Retail therapy is problematic for entitled consumers and can lead to tremendous financial woes. If you struggle with this issue, consider ditching the stores altogether and making do with what you have. It may seem strange, but it'll save you a ton of money and you'll learn to appreciate what you have.
Remember that extra clothing was a luxury during the Depression Era, not a necessity. They stretched the few pieces that they did have for as long as possible. According to The Survival Mom, "one creative woman used the fabric from the inside of a casket to sew beautiful holiday dresses for her children" during that time.
Move in With Friends or Family
Does a relative or close friend have enough space to accommodate you and your family?

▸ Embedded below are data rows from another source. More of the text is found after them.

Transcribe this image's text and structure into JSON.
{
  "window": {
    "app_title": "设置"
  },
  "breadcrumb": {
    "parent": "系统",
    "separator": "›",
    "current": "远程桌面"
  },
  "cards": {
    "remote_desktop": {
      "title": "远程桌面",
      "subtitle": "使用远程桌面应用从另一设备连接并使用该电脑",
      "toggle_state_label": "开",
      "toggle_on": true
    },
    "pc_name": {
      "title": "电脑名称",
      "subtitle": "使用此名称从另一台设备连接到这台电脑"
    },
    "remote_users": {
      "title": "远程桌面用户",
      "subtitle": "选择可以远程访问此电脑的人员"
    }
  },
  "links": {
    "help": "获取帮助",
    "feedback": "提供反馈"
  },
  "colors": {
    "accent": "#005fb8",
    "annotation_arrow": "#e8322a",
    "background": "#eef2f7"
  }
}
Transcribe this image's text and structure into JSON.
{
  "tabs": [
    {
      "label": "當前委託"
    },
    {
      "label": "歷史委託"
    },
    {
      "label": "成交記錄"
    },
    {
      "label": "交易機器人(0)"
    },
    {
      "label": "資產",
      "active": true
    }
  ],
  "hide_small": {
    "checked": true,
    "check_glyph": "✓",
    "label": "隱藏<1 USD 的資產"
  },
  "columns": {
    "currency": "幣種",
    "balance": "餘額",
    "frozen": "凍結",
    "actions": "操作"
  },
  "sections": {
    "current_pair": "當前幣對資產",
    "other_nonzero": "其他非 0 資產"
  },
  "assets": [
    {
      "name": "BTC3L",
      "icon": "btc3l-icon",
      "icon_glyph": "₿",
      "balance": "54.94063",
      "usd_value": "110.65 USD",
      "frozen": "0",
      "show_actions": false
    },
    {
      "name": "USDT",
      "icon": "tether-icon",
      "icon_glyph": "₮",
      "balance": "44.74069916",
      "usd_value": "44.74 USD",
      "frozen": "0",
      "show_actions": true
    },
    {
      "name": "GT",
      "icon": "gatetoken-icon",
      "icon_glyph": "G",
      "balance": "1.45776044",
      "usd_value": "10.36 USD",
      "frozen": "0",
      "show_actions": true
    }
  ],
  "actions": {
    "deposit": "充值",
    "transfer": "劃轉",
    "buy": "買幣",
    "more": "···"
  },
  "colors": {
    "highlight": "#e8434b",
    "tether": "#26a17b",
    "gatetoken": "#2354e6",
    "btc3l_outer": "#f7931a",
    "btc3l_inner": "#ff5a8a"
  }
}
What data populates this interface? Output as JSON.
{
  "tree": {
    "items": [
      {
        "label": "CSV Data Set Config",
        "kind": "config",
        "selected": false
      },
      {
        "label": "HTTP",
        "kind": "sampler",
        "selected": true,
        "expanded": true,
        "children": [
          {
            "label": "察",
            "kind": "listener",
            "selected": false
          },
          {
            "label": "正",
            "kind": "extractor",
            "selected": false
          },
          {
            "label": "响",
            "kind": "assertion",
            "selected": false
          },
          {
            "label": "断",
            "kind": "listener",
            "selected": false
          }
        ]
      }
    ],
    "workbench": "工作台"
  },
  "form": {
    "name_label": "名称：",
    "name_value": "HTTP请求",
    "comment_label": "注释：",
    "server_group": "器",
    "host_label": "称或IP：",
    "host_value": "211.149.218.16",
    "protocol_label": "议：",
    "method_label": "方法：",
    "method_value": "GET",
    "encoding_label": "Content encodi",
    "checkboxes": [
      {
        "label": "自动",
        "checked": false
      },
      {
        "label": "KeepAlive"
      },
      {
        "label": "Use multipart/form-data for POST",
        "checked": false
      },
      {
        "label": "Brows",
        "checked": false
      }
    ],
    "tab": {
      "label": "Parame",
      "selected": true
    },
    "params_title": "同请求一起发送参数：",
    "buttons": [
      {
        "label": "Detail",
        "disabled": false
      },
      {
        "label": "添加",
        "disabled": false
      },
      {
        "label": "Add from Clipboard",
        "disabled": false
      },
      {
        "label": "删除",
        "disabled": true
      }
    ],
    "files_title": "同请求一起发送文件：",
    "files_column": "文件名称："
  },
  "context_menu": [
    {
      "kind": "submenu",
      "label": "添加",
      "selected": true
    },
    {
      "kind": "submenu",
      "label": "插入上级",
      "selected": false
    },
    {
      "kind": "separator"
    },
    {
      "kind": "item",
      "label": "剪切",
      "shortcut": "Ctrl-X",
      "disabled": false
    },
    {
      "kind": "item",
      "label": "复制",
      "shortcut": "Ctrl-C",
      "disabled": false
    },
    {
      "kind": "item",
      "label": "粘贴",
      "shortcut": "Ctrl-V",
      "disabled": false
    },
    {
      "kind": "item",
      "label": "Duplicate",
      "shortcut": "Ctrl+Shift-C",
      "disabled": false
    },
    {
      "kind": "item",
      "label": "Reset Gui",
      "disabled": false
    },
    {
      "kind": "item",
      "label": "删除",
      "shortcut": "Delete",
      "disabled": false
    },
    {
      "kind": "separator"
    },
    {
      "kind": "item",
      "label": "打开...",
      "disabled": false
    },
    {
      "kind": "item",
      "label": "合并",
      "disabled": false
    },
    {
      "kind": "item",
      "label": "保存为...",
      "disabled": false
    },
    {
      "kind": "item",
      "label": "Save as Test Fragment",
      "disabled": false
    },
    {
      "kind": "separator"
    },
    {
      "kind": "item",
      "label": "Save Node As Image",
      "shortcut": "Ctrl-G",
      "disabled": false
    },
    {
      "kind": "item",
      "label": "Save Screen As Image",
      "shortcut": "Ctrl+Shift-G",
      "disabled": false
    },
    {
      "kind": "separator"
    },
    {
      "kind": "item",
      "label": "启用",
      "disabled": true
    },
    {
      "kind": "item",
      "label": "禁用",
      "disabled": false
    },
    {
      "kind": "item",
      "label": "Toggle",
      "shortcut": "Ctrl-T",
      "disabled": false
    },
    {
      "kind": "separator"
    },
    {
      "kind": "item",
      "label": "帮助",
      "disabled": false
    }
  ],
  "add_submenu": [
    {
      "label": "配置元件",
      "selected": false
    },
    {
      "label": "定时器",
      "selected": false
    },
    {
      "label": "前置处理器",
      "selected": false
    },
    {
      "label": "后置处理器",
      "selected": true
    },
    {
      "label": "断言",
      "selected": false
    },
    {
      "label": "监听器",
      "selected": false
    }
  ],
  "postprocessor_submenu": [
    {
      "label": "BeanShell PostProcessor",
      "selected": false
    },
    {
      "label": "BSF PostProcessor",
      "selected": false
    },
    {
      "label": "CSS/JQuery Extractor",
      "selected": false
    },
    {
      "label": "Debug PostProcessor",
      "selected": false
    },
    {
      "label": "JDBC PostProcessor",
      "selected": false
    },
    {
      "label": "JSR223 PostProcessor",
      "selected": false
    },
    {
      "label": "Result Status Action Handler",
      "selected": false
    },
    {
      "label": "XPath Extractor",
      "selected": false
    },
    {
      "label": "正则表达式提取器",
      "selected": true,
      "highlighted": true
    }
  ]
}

If you're extremely strapped for cash, inquire about moving in and splitting up living costs, such as rent, utilities, and groceries. While this may be a last resort for you, it could provide a temporary source of relief until you get back on your feet.
Sharing living quarters with other families was not at all uncommon during the 1930s. In fact, Business Insider recounts a Great Depression story of a widow who "couldn't afford to keep their house and all nine family members were put out on the street. It was only the help of neighbors and friends that kept them alive."
Skip the Fancy Office
Does your current business operation require you to practice out of a lavish office? If you can save a few dollars by downsizing or setting up shop in a home office, go for it and invest the funds saved into your business. During the Great Depression, "doctors, dentists, and other professionals who previously rented offices instead moved their practices to their homes," notes Frugal Confessions.
Are you willing to trade a service, such as cooking, cleaning or babysitting, in exchange for a free service from someone else? According to Frugal Minded, many people bartered during the 1930s to obtain the services they needed, but couldn't afford to pay for.
Sell Some Stuff
Do you have any items lying around the house collecting dust? Sell or pawn them to bring in some extra cash. This is exactly what those stricken by the Great Depression did. Some even collected free items, such as driftwood, and sold it off to make money, notes The Survival Mom.
Perform Odd Jobs
Odd jobs were also common during the Great Depression, as they provided another source of income. Don't be afraid to find a part-time job or side hustle to help make ends meet or build up your savings account. This could be anything from writing resumes or house-sitting to working at a call center after hours or delivering pizza.
When was the last time you paid a visit to the local thrift shop? While some of the items may be questionable, there may be a few hidden treasures that will cost you a fraction of the retail process. Also, don't forget about yard sales, consignment shops and hand-me-downs from friends or neighbors for your children.
If you're hesitant about buying secondhand, compare the discounted price to what you'd pay in the store to get an idea of just how much you'll be saving. Also, keep in mind that individuals in the 1930s didn't have the option at all. Instead, they found creative ways to conserve and reuse what they had, as noted by Business Insider.
Cut the Cord on Phone and Cable
How much is that phone service and cable television costing you each month? While cable wasn't something that Americans had access to in the 1930s, telephones were. However, limited resources made it practically impossible to keep the phone on and many were forced to cut the cord. According to Frugal Confessions, "Telephone service declined from 20 million in 1930 to less than 17 million in 1933. Long distance phone calls dramatically decreased."
Today, more frugal options are available than ever before. Look for cheap cell phone plans, consider getting rid of your land line, and utilize low cost (or free) TV apps rather than subscribing to cable.
1930s Frugality Today
During the 1930s, frugality was a way of life. If you wanted to survive, you either got on board or sank into an even deeper hole. While things are different today, incorporating these tips into your everyday life can help you save and prepare for a financial crisis, should one arise. Even better, you can take strides to building solid financial future for you and your family by eliminating wasteful spending and investing your money to build wealth.